If you've ever had a quote to replace all of the windows in your home then you're aware of the significant costs involved to do so. By simply changing the glass and not the entire window, you can save hundreds, if not thousands of dollars. While most windows were manufactured to be "re-glazed", there are a few brands out there that sometimes have no choice but to be fully replaced. At the same time, some windows that look like they're completely rotted with bad glass can still be brought back to life for a fraction of the cost of full replacement windows. Sash packs, sill nosing, mainframe parts and hardware can all be changed to make your existing windows "like new" again. Believe it or not, foggy windows in your home are one of the main reasons for wood rot. It all starts from the inside out and if you wait too long to replace the foggy glass, you could potentially run into some costly problems down the road. We've always said "don't let a small problem turn into a huge expense". It's best to change bad glass at the first sign of any moisture between the panes.
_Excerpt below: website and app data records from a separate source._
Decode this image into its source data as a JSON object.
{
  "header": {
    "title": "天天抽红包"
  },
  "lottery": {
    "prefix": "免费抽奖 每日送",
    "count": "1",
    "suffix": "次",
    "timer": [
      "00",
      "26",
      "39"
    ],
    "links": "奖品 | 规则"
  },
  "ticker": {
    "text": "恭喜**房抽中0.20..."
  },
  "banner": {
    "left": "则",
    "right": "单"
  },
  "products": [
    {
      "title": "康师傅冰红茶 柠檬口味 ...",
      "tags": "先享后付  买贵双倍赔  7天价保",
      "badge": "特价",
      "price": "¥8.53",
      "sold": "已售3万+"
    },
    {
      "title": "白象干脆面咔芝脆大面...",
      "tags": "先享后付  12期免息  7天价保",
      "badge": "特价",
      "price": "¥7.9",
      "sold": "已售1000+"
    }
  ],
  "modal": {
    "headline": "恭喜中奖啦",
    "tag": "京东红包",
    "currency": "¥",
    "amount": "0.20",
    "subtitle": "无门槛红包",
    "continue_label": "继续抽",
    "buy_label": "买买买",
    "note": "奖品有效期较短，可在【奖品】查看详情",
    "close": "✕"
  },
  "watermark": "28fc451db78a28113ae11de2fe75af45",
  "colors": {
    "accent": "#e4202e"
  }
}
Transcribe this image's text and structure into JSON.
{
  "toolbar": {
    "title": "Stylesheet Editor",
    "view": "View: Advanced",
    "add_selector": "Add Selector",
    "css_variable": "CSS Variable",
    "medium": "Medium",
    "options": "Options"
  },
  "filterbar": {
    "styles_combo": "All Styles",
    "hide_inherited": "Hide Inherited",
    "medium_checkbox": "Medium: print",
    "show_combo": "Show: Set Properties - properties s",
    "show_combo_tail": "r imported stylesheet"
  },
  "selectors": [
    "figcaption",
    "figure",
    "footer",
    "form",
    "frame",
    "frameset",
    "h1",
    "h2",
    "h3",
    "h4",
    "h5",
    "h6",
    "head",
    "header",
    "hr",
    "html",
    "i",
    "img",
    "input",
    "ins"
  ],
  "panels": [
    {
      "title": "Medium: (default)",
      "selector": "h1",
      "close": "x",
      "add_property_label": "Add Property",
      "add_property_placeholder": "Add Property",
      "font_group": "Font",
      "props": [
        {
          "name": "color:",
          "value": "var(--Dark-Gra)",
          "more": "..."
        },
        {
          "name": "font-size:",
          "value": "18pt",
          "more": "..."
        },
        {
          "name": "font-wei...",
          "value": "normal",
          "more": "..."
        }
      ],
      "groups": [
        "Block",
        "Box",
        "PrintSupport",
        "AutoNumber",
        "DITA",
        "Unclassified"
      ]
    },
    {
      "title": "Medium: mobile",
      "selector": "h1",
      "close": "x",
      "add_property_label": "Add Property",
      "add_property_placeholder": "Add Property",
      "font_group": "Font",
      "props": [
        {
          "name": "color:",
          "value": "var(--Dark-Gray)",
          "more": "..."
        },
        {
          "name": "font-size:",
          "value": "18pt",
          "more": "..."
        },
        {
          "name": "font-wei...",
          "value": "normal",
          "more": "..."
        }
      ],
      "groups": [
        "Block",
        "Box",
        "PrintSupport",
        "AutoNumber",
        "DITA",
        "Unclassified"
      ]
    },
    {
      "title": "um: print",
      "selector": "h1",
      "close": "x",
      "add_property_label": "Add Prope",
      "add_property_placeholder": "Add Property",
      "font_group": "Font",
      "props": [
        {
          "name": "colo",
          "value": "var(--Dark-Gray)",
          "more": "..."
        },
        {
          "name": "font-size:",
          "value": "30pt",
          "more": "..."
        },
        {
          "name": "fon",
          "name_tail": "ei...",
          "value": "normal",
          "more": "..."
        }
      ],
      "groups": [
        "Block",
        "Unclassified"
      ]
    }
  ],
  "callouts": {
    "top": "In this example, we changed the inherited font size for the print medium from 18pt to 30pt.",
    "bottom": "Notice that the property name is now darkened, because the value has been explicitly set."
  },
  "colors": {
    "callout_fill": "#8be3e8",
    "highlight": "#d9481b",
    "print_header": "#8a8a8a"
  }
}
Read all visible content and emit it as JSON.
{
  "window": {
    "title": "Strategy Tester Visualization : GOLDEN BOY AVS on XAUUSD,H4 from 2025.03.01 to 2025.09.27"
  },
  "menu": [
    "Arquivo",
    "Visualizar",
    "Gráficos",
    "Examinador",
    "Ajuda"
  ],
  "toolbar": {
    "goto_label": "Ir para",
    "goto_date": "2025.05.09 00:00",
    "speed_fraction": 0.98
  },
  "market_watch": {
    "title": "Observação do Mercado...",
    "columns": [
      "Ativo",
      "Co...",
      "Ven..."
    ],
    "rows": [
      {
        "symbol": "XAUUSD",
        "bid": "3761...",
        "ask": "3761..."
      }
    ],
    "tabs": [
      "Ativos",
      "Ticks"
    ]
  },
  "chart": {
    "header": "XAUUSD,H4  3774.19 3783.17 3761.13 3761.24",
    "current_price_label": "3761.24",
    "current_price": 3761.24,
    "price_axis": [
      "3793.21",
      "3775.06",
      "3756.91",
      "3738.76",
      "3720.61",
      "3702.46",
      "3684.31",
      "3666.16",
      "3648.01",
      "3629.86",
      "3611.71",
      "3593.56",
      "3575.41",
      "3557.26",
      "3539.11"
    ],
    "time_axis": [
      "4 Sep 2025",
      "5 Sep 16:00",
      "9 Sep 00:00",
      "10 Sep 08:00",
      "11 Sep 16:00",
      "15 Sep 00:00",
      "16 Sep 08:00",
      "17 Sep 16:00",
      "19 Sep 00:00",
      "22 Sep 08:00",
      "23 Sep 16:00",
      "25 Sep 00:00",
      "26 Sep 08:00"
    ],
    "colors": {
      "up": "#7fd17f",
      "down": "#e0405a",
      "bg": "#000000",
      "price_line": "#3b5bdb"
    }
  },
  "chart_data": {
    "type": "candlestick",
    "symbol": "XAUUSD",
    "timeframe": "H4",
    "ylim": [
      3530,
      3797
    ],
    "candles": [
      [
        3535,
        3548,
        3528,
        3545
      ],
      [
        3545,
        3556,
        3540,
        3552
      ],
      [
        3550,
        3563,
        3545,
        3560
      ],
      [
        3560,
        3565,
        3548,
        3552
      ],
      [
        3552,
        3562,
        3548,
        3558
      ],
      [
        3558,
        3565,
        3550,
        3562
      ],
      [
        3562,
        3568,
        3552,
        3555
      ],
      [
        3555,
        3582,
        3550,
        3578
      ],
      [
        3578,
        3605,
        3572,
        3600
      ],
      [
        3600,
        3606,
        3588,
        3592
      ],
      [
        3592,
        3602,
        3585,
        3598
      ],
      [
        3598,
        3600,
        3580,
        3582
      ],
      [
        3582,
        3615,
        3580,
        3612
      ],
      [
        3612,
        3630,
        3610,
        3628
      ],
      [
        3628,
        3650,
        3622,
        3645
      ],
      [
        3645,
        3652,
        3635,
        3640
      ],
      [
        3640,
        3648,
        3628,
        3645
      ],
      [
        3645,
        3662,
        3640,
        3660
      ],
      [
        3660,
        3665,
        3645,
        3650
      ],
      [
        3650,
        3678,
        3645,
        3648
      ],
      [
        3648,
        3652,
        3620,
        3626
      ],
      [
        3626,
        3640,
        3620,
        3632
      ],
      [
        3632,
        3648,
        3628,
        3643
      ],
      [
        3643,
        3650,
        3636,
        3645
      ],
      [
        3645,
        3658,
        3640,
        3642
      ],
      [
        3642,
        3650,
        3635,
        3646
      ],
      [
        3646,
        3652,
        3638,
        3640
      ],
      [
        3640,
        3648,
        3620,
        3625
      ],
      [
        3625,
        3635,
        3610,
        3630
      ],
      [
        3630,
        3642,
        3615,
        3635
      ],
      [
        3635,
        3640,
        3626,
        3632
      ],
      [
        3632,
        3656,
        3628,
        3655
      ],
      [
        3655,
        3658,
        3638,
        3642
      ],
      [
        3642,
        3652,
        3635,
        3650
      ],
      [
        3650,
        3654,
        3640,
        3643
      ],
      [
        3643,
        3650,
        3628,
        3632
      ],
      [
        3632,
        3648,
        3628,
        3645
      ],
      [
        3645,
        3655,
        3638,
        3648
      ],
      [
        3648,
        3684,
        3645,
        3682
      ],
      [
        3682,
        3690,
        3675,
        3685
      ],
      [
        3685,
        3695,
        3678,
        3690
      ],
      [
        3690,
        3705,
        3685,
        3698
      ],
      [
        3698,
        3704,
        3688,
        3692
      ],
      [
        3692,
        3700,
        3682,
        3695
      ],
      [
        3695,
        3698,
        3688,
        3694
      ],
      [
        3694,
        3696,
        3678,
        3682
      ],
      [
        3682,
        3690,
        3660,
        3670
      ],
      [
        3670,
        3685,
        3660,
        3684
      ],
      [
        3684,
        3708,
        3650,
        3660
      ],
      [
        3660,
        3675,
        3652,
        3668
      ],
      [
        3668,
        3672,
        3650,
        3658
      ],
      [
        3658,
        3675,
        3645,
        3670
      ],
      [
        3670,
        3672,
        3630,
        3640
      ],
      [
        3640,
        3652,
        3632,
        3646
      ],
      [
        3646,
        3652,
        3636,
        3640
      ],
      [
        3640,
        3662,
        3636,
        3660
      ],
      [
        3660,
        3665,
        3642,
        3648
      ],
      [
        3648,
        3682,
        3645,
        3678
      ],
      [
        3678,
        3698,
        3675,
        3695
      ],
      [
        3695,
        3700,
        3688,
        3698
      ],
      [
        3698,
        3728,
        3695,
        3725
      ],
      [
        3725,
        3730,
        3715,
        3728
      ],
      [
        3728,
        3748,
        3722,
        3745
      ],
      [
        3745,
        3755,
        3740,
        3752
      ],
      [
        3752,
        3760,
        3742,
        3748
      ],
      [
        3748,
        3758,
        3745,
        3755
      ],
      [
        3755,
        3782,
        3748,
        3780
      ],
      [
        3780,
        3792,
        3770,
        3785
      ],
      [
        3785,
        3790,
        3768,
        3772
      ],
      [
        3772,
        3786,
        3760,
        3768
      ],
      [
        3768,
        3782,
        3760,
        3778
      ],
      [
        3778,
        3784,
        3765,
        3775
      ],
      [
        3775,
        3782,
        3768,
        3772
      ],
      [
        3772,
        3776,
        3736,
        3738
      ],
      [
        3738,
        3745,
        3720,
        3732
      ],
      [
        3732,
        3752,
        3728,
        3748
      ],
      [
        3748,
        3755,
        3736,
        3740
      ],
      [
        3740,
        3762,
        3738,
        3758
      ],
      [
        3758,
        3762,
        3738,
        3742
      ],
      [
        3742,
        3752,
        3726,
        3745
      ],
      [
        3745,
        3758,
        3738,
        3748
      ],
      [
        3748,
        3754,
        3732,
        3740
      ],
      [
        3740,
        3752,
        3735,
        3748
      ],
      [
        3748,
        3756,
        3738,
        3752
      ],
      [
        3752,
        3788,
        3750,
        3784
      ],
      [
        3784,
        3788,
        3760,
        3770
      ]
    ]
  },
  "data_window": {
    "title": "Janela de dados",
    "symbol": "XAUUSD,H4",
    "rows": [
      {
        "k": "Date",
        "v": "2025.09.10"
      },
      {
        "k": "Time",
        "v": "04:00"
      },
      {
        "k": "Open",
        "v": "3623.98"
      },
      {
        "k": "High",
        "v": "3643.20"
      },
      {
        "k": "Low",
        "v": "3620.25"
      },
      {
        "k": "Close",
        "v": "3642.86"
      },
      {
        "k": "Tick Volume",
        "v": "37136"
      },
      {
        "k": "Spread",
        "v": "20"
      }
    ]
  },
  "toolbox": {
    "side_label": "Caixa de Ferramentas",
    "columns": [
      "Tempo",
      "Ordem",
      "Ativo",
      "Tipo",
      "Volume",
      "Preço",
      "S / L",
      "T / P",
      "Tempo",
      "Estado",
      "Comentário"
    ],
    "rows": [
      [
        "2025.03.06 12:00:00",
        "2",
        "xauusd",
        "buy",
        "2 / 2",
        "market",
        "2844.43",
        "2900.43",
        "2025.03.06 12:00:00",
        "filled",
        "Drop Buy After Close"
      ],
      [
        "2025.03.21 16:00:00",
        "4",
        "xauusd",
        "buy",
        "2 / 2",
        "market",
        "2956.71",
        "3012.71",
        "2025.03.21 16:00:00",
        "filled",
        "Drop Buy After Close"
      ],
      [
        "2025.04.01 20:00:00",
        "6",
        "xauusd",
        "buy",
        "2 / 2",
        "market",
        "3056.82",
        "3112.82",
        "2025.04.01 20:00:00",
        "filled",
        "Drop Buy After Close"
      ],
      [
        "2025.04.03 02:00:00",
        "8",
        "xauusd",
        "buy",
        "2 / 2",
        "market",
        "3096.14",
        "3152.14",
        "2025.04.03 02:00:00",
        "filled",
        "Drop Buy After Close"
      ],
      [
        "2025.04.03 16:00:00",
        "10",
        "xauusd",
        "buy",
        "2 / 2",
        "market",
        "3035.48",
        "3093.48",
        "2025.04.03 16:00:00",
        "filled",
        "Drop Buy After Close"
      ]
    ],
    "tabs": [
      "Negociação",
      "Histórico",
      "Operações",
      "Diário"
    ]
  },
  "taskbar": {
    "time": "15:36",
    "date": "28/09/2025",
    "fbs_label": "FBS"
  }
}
Cardinal Glass is the best!
We use Cardinal Glass for all of our window projects. Please click below to be directed to their site for more glass options and info.
Moisture forms between panes of glass due to a seal failure. Between the two panes is a metal spacer around the perimeter of the glass which is "sealed" by a type of glue to each panel. Over time, settling, temperature changes, or just poor manufacturing, this "seal" breaks free. When this happens, the insulating gasses between the panes escape and air gets in. Eventually, condensation builds up and causes the windows to look foggy. A broken window can cause the same issues. Even a tiny hairline crack somewhere will allow the moisture to get in the same way. Unfortunately, if you have a broken window, there isn't a way to change just one piece of glass. These are sealed units from the manufacturer and have to be entirely replaced. With today's technology in the window industry, the replaced window is most likely better than what was originally in there. Plus, since the products are so good, most manufacturers offer a 20 year warranty against future seal failures. If you can get away with re-glazing your windows, there are really only two options... Clear or Low E.
Clear vs Lo-E
Clear glass is exactly what it sounds like, clear. You can see into or out of a clear piece of glass exactly the same from either side. While there are insulating gasses between the panes, clear glass still allows virtually all light and UV rays to pass through it.
Lo-E (low emissivity) glass has a tinted coating on one of the pieces of glass that reflects light and UV rays back outside. There are different levels of Lo-E and all have different percentages of how much light will pass through each. This glass is slightly more expensive than the clear but out performs it hands down.
There is a catch to the Lo-E glass, however. Because of the tint, there is a noticeable difference between the two options. That being said, if you put a clear piece next to a Lo-E piece, you will not have a uniform look. If you want to upgrade from clear to Lo-E glass, you may have to change all of the glass in a bank of windows to avoid having any stand out. At the same time, there are existing shades of Lo-E from the past that do not have an exact match in today's products. They can be extremely close to matching, but you may still notice a difference once they are side by side. This is sometimes another reason why you may need to replace more than just one bad piece of glass if you're looking to upgrade. So aside from having it match up just right, Lo-E is an excellent option.